- Task brief
Please give back, exactly as written, only the line containing "Enumerate this screenshot's" and every line after it until the data below ends.

(Records excerpted from a collection)
Start of Block
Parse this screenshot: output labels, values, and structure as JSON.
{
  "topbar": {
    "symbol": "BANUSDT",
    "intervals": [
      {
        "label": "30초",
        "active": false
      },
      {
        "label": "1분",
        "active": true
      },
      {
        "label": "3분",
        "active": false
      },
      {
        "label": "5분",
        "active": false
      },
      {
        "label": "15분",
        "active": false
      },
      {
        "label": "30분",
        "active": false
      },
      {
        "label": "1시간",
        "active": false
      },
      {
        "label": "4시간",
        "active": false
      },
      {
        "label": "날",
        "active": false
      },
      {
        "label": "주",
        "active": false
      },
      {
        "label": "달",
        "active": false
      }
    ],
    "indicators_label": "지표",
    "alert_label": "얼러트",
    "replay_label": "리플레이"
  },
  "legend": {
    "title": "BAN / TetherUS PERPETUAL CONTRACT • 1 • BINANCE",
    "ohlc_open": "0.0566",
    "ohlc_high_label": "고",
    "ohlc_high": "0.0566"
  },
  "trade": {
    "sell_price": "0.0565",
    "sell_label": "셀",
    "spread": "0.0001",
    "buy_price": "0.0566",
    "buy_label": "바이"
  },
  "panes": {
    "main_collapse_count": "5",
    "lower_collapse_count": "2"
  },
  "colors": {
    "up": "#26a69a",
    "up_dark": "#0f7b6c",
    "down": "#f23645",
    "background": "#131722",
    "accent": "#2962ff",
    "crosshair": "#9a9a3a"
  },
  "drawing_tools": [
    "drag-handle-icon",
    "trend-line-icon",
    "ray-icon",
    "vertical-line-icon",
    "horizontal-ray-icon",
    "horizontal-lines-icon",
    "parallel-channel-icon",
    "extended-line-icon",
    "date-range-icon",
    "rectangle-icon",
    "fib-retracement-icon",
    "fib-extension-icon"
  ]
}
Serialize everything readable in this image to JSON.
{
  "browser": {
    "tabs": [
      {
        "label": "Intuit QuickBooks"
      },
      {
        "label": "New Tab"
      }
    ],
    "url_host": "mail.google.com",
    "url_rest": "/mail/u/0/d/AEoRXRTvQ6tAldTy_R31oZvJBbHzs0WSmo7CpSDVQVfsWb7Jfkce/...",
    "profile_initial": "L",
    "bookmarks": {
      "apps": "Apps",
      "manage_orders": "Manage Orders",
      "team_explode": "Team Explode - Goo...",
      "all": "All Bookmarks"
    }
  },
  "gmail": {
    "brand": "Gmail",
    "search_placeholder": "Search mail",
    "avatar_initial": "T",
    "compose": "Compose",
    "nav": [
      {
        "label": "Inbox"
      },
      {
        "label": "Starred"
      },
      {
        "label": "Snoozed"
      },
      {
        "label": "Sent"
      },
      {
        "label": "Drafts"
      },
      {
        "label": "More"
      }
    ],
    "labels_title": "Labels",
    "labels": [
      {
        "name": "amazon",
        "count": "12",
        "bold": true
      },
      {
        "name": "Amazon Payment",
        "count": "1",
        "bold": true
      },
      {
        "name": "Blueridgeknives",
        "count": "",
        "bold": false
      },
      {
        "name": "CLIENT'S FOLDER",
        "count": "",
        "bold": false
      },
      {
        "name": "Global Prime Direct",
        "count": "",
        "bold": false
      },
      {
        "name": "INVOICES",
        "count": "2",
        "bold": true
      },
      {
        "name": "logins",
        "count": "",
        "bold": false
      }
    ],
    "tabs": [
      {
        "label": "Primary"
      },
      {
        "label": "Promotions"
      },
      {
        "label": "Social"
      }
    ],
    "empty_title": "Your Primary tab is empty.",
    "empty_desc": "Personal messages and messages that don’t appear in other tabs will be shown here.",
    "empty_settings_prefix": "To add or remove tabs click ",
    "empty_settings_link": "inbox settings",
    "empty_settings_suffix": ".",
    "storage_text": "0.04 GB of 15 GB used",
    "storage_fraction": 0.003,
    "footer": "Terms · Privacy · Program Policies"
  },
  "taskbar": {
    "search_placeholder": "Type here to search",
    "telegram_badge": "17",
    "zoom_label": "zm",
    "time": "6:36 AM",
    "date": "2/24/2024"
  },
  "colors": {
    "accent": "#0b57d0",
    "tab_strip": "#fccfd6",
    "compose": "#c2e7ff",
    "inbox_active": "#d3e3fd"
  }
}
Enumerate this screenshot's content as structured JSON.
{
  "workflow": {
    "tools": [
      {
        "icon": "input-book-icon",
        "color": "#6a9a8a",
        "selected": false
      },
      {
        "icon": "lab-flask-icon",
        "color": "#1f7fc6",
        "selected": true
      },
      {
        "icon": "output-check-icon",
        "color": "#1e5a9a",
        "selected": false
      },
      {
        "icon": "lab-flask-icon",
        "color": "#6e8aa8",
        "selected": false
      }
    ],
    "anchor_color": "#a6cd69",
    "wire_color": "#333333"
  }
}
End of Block
- Solution to the exercise
Enumerate this screenshot's content as structured JSON.
{
  "workflow": {
    "tools": [
      {
        "icon": "input-book-icon",
        "color": "#6a9a8a",
        "selected": false
      },
      {
        "icon": "lab-flask-icon",
        "color": "#1f7fc6",
        "selected": true
      },
      {
        "icon": "output-check-icon",
        "color": "#1e5a9a",
        "selected": false
      },
      {
        "icon": "lab-flask-icon",
        "color": "#6e8aa8",
        "selected": false
      }
    ],
    "anchor_color": "#a6cd69",
    "wire_color": "#333333"
  }
}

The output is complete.